╭──

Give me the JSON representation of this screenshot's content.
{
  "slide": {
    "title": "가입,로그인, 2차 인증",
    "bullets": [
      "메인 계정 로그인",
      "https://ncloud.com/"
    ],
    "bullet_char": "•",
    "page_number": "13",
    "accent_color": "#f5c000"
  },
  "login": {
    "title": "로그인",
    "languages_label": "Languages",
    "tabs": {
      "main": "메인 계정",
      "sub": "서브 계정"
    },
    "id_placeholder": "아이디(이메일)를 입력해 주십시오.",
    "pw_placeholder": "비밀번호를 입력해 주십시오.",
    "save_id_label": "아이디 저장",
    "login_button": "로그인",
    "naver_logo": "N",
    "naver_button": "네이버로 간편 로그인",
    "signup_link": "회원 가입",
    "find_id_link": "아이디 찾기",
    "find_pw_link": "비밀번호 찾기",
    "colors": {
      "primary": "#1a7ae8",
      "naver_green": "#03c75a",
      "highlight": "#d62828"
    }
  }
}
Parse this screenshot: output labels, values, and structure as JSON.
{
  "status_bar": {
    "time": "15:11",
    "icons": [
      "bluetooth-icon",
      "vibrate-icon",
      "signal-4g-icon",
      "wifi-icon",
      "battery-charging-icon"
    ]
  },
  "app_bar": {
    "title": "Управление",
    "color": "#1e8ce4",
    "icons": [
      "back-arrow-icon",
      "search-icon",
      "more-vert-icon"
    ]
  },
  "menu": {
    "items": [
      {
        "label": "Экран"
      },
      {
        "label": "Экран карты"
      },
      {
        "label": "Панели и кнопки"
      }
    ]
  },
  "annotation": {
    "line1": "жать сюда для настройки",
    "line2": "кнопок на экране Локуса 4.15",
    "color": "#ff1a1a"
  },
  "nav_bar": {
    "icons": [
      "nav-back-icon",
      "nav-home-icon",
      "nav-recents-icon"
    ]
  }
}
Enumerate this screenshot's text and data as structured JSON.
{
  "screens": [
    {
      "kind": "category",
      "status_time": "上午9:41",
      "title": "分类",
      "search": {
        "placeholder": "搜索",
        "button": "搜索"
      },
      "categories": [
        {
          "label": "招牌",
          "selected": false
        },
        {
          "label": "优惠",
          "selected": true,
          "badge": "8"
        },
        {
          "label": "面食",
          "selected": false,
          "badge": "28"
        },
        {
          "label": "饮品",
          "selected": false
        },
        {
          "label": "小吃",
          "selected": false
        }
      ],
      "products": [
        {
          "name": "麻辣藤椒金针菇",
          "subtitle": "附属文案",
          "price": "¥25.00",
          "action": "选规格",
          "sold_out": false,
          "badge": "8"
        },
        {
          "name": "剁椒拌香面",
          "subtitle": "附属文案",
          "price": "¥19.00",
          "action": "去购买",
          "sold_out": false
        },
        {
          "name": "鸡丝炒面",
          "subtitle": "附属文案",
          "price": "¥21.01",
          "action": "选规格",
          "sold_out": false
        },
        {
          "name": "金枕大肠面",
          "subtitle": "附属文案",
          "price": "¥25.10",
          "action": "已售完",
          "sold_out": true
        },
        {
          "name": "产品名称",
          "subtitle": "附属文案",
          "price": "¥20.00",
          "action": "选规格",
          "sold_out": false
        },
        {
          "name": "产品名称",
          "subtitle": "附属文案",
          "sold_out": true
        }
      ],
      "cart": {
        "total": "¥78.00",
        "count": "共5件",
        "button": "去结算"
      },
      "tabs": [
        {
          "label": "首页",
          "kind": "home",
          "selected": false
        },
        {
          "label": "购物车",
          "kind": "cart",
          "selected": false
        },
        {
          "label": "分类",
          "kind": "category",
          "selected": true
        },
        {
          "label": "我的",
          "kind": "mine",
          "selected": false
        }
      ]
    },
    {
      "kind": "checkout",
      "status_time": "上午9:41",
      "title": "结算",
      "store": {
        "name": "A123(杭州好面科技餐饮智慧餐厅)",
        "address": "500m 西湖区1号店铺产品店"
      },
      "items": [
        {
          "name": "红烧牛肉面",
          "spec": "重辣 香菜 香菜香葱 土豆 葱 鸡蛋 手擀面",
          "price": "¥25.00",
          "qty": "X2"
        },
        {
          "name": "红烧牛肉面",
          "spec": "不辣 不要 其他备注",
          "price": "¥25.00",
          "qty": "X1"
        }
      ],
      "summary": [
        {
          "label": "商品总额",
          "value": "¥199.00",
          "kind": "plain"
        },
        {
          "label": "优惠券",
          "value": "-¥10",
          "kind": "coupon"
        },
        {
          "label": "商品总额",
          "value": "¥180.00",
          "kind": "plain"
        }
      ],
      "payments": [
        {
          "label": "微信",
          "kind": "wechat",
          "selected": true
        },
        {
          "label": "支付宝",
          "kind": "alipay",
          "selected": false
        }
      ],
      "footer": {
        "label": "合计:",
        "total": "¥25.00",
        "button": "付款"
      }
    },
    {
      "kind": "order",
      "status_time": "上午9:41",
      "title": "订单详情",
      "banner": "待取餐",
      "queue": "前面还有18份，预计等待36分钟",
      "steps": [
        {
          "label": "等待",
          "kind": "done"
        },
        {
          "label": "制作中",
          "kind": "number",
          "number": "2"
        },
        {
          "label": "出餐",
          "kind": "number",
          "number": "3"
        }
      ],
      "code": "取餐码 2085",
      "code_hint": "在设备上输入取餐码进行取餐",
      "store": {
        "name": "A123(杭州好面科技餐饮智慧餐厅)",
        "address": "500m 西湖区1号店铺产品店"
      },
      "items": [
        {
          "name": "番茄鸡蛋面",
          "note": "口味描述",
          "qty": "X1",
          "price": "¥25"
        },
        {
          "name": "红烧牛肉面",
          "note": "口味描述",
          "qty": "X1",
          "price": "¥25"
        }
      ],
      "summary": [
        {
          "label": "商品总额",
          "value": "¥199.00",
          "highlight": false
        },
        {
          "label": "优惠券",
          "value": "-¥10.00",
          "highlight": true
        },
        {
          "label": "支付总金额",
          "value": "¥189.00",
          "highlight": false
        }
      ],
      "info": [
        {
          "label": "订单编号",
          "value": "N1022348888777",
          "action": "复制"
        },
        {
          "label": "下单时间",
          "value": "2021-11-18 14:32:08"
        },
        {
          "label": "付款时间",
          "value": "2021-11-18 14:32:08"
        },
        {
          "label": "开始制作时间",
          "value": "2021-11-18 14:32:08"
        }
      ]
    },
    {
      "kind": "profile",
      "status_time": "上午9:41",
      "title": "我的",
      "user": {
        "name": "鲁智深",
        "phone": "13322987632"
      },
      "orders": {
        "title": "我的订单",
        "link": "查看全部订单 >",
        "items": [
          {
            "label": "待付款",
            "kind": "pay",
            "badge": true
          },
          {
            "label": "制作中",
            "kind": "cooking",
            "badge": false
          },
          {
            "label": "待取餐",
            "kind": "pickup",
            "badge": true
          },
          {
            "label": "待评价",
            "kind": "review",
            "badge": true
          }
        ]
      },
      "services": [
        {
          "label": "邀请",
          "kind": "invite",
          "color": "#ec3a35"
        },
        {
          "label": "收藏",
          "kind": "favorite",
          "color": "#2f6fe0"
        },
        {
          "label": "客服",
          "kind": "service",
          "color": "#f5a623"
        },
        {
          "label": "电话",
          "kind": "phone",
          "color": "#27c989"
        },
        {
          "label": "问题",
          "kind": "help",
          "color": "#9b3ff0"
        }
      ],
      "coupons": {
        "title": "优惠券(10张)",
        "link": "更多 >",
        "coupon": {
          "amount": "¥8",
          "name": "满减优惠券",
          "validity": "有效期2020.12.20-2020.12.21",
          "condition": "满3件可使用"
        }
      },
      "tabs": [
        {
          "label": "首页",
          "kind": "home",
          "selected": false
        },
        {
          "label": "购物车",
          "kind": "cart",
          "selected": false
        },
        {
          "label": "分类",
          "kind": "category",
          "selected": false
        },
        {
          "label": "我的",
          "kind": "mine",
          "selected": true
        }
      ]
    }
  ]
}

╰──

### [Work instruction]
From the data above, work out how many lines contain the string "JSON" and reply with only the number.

### [Solved problem]
3